** Opening Available records block **
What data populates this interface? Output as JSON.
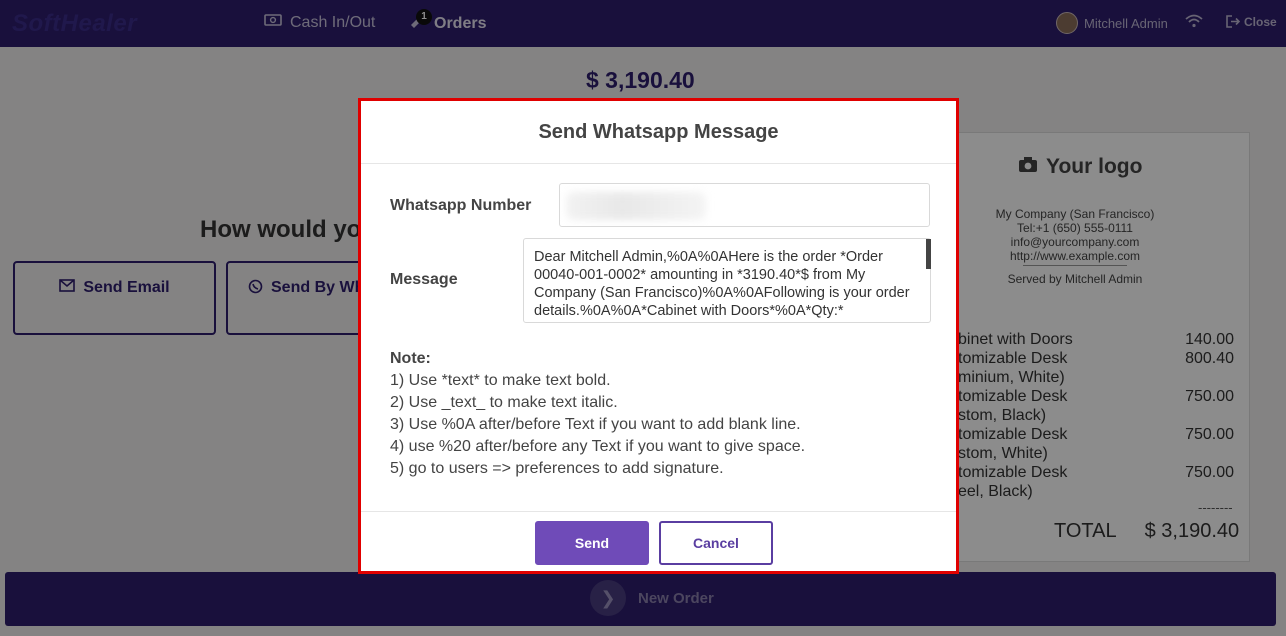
{
  "topbar": {
    "brand": "SoftHealer",
    "cash_label": "Cash In/Out",
    "orders_label": "Orders",
    "orders_badge": "1",
    "user_name": "Mitchell Admin",
    "close_label": "Close"
  },
  "payment": {
    "amount": "$ 3,190.40",
    "prompt": "How would you",
    "send_email": "Send Email",
    "send_whatsapp": "Send By Wh"
  },
  "receipt": {
    "logo": "Your logo",
    "company": "My Company (San Francisco)",
    "tel": "Tel:+1 (650) 555-0111",
    "email": "info@yourcompany.com",
    "website": "http://www.example.com",
    "served_by": "Served by Mitchell Admin",
    "lines": [
      {
        "name": "binet with Doors",
        "price": "140.00"
      },
      {
        "name": "tomizable Desk",
        "price": "800.40"
      },
      {
        "name": "minium, White)",
        "price": ""
      },
      {
        "name": "tomizable Desk",
        "price": "750.00"
      },
      {
        "name": "stom, Black)",
        "price": ""
      },
      {
        "name": "tomizable Desk",
        "price": "750.00"
      },
      {
        "name": "stom, White)",
        "price": ""
      },
      {
        "name": "tomizable Desk",
        "price": "750.00"
      },
      {
        "name": "eel, Black)",
        "price": ""
      }
    ],
    "dashes": "--------",
    "total_label": "TOTAL",
    "total_value": "$ 3,190.40"
  },
  "bottom": {
    "new_order": "New Order"
  },
  "modal": {
    "title": "Send Whatsapp Message",
    "number_label": "Whatsapp Number",
    "number_value": "",
    "message_label": "Message",
    "message_value": "Dear Mitchell Admin,%0A%0AHere is the order *Order 00040-001-0002* amounting in *3190.40*$ from My Company (San Francisco)%0A%0AFollowing is your order details.%0A%0A*Cabinet with Doors*%0A*Qty:*",
    "note_title": "Note:",
    "notes": [
      "1) Use *text* to make text bold.",
      "2) Use _text_ to make text italic.",
      "3) Use %0A after/before Text if you want to add blank line.",
      "4) use %20 after/before any Text if you want to give space.",
      "5) go to users => preferences to add signature."
    ],
    "send_label": "Send",
    "cancel_label": "Cancel"
  }
}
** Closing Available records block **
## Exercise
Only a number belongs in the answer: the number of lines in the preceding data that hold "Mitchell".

## Reply to the exercise
3